*What to produce:*
All records below are to be repeated exactly, with the pictures left out.

+ + +

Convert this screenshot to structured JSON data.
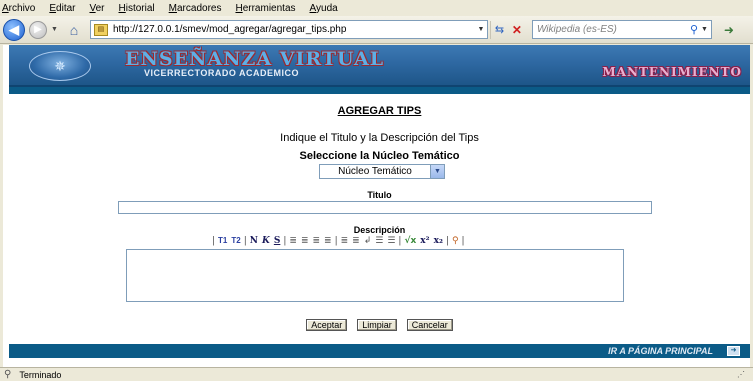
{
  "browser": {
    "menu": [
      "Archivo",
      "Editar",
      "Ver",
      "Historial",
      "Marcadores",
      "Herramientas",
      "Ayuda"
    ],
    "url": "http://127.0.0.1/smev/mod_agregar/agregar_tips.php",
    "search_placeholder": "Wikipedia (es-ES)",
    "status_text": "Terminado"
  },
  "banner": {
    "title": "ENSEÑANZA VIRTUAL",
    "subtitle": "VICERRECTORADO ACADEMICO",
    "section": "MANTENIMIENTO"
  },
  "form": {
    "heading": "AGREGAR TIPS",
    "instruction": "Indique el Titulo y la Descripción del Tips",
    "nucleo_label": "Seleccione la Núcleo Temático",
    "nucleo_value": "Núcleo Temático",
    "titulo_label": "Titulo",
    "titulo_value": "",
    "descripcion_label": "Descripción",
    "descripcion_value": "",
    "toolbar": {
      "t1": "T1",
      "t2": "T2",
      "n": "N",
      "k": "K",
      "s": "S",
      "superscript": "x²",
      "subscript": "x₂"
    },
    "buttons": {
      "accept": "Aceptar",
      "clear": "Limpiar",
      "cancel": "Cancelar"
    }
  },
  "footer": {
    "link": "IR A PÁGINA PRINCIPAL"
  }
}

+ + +

*Answer space:*
Convert this screenshot to structured JSON data.
{
  "browser": {
    "menu": [
      "Archivo",
      "Editar",
      "Ver",
      "Historial",
      "Marcadores",
      "Herramientas",
      "Ayuda"
    ],
    "url": "http://127.0.0.1/smev/mod_agregar/agregar_tips.php",
    "search_placeholder": "Wikipedia (es-ES)",
    "status_text": "Terminado"
  },
  "banner": {
    "title": "ENSEÑANZA VIRTUAL",
    "subtitle": "VICERRECTORADO ACADEMICO",
    "section": "MANTENIMIENTO"
  },
  "form": {
    "heading": "AGREGAR TIPS",
    "instruction": "Indique el Titulo y la Descripción del Tips",
    "nucleo_label": "Seleccione la Núcleo Temático",
    "nucleo_value": "Núcleo Temático",
    "titulo_label": "Titulo",
    "titulo_value": "",
    "descripcion_label": "Descripción",
    "descripcion_value": "",
    "toolbar": {
      "t1": "T1",
      "t2": "T2",
      "n": "N",
      "k": "K",
      "s": "S",
      "superscript": "x²",
      "subscript": "x₂"
    },
    "buttons": {
      "accept": "Aceptar",
      "clear": "Limpiar",
      "cancel": "Cancelar"
    }
  },
  "footer": {
    "link": "IR A PÁGINA PRINCIPAL"
  }
}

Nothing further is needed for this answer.